┌─ Records for the exercise

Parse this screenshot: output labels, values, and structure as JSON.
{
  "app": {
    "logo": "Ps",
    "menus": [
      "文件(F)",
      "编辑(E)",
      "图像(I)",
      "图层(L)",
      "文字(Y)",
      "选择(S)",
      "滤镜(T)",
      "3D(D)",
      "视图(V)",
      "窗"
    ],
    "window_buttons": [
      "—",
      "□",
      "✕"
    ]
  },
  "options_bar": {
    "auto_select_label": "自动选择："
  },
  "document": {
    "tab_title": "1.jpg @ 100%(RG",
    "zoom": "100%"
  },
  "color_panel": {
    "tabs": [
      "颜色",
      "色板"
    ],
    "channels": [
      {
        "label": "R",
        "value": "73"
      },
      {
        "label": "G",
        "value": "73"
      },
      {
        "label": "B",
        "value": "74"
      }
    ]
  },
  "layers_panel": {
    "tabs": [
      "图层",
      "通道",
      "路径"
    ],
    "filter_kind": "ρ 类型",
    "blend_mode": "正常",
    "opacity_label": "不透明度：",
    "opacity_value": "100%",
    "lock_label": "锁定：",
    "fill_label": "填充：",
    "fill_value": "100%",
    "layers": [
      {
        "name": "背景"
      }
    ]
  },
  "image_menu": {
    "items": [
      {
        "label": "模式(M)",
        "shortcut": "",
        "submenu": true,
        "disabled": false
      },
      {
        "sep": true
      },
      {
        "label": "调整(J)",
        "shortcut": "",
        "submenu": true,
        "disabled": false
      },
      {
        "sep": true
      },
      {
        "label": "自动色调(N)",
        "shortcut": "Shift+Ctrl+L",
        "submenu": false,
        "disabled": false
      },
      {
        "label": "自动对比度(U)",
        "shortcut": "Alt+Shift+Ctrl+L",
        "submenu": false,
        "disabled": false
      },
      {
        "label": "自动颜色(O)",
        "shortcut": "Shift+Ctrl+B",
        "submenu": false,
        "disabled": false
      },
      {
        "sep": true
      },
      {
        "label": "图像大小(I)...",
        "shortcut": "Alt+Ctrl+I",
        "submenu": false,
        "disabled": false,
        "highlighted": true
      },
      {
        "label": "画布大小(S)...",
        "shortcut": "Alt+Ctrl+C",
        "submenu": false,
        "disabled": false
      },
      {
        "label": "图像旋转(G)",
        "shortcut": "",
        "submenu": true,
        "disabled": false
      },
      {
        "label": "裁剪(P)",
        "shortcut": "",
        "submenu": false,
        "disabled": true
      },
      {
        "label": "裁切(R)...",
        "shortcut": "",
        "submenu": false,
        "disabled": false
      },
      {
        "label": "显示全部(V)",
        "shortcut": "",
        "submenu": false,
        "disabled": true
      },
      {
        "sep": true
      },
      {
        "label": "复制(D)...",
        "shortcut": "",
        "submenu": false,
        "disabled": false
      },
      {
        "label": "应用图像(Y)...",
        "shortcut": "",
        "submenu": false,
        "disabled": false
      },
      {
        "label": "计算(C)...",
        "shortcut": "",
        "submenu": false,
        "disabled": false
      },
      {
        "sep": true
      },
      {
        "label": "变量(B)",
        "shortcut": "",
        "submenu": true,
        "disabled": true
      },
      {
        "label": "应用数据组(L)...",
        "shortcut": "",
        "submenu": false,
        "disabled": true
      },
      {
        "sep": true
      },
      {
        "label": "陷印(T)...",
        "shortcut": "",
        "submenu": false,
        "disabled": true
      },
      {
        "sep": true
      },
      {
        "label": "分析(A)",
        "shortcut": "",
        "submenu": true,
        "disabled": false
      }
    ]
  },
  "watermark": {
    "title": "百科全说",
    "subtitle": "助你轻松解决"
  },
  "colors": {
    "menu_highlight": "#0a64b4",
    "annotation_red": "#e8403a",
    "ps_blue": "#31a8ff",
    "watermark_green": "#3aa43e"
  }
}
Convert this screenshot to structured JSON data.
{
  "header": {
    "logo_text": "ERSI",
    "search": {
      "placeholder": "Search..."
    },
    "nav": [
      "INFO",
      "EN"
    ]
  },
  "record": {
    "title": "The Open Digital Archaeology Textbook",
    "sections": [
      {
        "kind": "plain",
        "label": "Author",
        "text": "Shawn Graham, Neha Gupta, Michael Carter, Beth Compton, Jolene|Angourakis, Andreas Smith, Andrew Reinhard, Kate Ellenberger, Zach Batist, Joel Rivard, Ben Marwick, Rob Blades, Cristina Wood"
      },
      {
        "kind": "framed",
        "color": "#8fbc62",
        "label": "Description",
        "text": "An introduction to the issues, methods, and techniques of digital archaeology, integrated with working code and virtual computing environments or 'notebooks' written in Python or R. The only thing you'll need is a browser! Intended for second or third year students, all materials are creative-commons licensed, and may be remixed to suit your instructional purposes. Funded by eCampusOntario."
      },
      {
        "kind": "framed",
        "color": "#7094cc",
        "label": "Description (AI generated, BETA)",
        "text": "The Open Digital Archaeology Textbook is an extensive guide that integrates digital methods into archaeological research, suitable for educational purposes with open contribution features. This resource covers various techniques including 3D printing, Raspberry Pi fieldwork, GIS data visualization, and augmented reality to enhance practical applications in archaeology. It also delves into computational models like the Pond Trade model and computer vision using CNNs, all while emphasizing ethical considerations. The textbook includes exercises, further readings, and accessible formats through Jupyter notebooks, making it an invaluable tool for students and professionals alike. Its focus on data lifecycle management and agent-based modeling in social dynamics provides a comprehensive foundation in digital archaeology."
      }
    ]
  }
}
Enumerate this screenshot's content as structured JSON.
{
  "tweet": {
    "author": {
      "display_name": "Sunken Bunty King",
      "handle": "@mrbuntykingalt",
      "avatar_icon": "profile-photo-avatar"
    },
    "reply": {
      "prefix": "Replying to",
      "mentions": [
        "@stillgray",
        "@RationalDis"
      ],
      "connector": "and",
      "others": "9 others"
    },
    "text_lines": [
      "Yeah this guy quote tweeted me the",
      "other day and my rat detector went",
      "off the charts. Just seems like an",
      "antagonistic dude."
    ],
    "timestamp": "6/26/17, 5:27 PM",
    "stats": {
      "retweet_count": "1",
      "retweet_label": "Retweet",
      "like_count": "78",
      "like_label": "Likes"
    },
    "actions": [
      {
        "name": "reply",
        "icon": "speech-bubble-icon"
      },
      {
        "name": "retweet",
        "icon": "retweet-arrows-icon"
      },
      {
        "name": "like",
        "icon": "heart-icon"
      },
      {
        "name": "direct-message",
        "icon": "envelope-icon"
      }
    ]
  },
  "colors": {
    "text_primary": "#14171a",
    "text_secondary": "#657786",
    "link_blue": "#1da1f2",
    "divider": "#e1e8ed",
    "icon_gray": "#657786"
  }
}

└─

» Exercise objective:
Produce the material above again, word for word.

» Written response:
Parse this screenshot: output labels, values, and structure as JSON.
{
  "app": {
    "logo": "Ps",
    "menus": [
      "文件(F)",
      "编辑(E)",
      "图像(I)",
      "图层(L)",
      "文字(Y)",
      "选择(S)",
      "滤镜(T)",
      "3D(D)",
      "视图(V)",
      "窗"
    ],
    "window_buttons": [
      "—",
      "□",
      "✕"
    ]
  },
  "options_bar": {
    "auto_select_label": "自动选择："
  },
  "document": {
    "tab_title": "1.jpg @ 100%(RG",
    "zoom": "100%"
  },
  "color_panel": {
    "tabs": [
      "颜色",
      "色板"
    ],
    "channels": [
      {
        "label": "R",
        "value": "73"
      },
      {
        "label": "G",
        "value": "73"
      },
      {
        "label": "B",
        "value": "74"
      }
    ]
  },
  "layers_panel": {
    "tabs": [
      "图层",
      "通道",
      "路径"
    ],
    "filter_kind": "ρ 类型",
    "blend_mode": "正常",
    "opacity_label": "不透明度：",
    "opacity_value": "100%",
    "lock_label": "锁定：",
    "fill_label": "填充：",
    "fill_value": "100%",
    "layers": [
      {
        "name": "背景"
      }
    ]
  },
  "image_menu": {
    "items": [
      {
        "label": "模式(M)",
        "shortcut": "",
        "submenu": true,
        "disabled": false
      },
      {
        "sep": true
      },
      {
        "label": "调整(J)",
        "shortcut": "",
        "submenu": true,
        "disabled": false
      },
      {
        "sep": true
      },
      {
        "label": "自动色调(N)",
        "shortcut": "Shift+Ctrl+L",
        "submenu": false,
        "disabled": false
      },
      {
        "label": "自动对比度(U)",
        "shortcut": "Alt+Shift+Ctrl+L",
        "submenu": false,
        "disabled": false
      },
      {
        "label": "自动颜色(O)",
        "shortcut": "Shift+Ctrl+B",
        "submenu": false,
        "disabled": false
      },
      {
        "sep": true
      },
      {
        "label": "图像大小(I)...",
        "shortcut": "Alt+Ctrl+I",
        "submenu": false,
        "disabled": false,
        "highlighted": true
      },
      {
        "label": "画布大小(S)...",
        "shortcut": "Alt+Ctrl+C",
        "submenu": false,
        "disabled": false
      },
      {
        "label": "图像旋转(G)",
        "shortcut": "",
        "submenu": true,
        "disabled": false
      },
      {
        "label": "裁剪(P)",
        "shortcut": "",
        "submenu": false,
        "disabled": true
      },
      {
        "label": "裁切(R)...",
        "shortcut": "",
        "submenu": false,
        "disabled": false
      },
      {
        "label": "显示全部(V)",
        "shortcut": "",
        "submenu": false,
        "disabled": true
      },
      {
        "sep": true
      },
      {
        "label": "复制(D)...",
        "shortcut": "",
        "submenu": false,
        "disabled": false
      },
      {
        "label": "应用图像(Y)...",
        "shortcut": "",
        "submenu": false,
        "disabled": false
      },
      {
        "label": "计算(C)...",
        "shortcut": "",
        "submenu": false,
        "disabled": false
      },
      {
        "sep": true
      },
      {
        "label": "变量(B)",
        "shortcut": "",
        "submenu": true,
        "disabled": true
      },
      {
        "label": "应用数据组(L)...",
        "shortcut": "",
        "submenu": false,
        "disabled": true
      },
      {
        "sep": true
      },
      {
        "label": "陷印(T)...",
        "shortcut": "",
        "submenu": false,
        "disabled": true
      },
      {
        "sep": true
      },
      {
        "label": "分析(A)",
        "shortcut": "",
        "submenu": true,
        "disabled": false
      }
    ]
  },
  "watermark": {
    "title": "百科全说",
    "subtitle": "助你轻松解决"
  },
  "colors": {
    "menu_highlight": "#0a64b4",
    "annotation_red": "#e8403a",
    "ps_blue": "#31a8ff",
    "watermark_green": "#3aa43e"
  }
}
Convert this screenshot to structured JSON data.
{
  "header": {
    "logo_text": "ERSI",
    "search": {
      "placeholder": "Search..."
    },
    "nav": [
      "INFO",
      "EN"
    ]
  },
  "record": {
    "title": "The Open Digital Archaeology Textbook",
    "sections": [
      {
        "kind": "plain",
        "label": "Author",
        "text": "Shawn Graham, Neha Gupta, Michael Carter, Beth Compton, Jolene|Angourakis, Andreas Smith, Andrew Reinhard, Kate Ellenberger, Zach Batist, Joel Rivard, Ben Marwick, Rob Blades, Cristina Wood"
      },
      {
        "kind": "framed",
        "color": "#8fbc62",
        "label": "Description",
        "text": "An introduction to the issues, methods, and techniques of digital archaeology, integrated with working code and virtual computing environments or 'notebooks' written in Python or R. The only thing you'll need is a browser! Intended for second or third year students, all materials are creative-commons licensed, and may be remixed to suit your instructional purposes. Funded by eCampusOntario."
      },
      {
        "kind": "framed",
        "color": "#7094cc",
        "label": "Description (AI generated, BETA)",
        "text": "The Open Digital Archaeology Textbook is an extensive guide that integrates digital methods into archaeological research, suitable for educational purposes with open contribution features. This resource covers various techniques including 3D printing, Raspberry Pi fieldwork, GIS data visualization, and augmented reality to enhance practical applications in archaeology. It also delves into computational models like the Pond Trade model and computer vision using CNNs, all while emphasizing ethical considerations. The textbook includes exercises, further readings, and accessible formats through Jupyter notebooks, making it an invaluable tool for students and professionals alike. Its focus on data lifecycle management and agent-based modeling in social dynamics provides a comprehensive foundation in digital archaeology."
      }
    ]
  }
}
Enumerate this screenshot's content as structured JSON.
{
  "tweet": {
    "author": {
      "display_name": "Sunken Bunty King",
      "handle": "@mrbuntykingalt",
      "avatar_icon": "profile-photo-avatar"
    },
    "reply": {
      "prefix": "Replying to",
      "mentions": [
        "@stillgray",
        "@RationalDis"
      ],
      "connector": "and",
      "others": "9 others"
    },
    "text_lines": [
      "Yeah this guy quote tweeted me the",
      "other day and my rat detector went",
      "off the charts. Just seems like an",
      "antagonistic dude."
    ],
    "timestamp": "6/26/17, 5:27 PM",
    "stats": {
      "retweet_count": "1",
      "retweet_label": "Retweet",
      "like_count": "78",
      "like_label": "Likes"
    },
    "actions": [
      {
        "name": "reply",
        "icon": "speech-bubble-icon"
      },
      {
        "name": "retweet",
        "icon": "retweet-arrows-icon"
      },
      {
        "name": "like",
        "icon": "heart-icon"
      },
      {
        "name": "direct-message",
        "icon": "envelope-icon"
      }
    ]
  },
  "colors": {
    "text_primary": "#14171a",
    "text_secondary": "#657786",
    "link_blue": "#1da1f2",
    "divider": "#e1e8ed",
    "icon_gray": "#657786"
  }
}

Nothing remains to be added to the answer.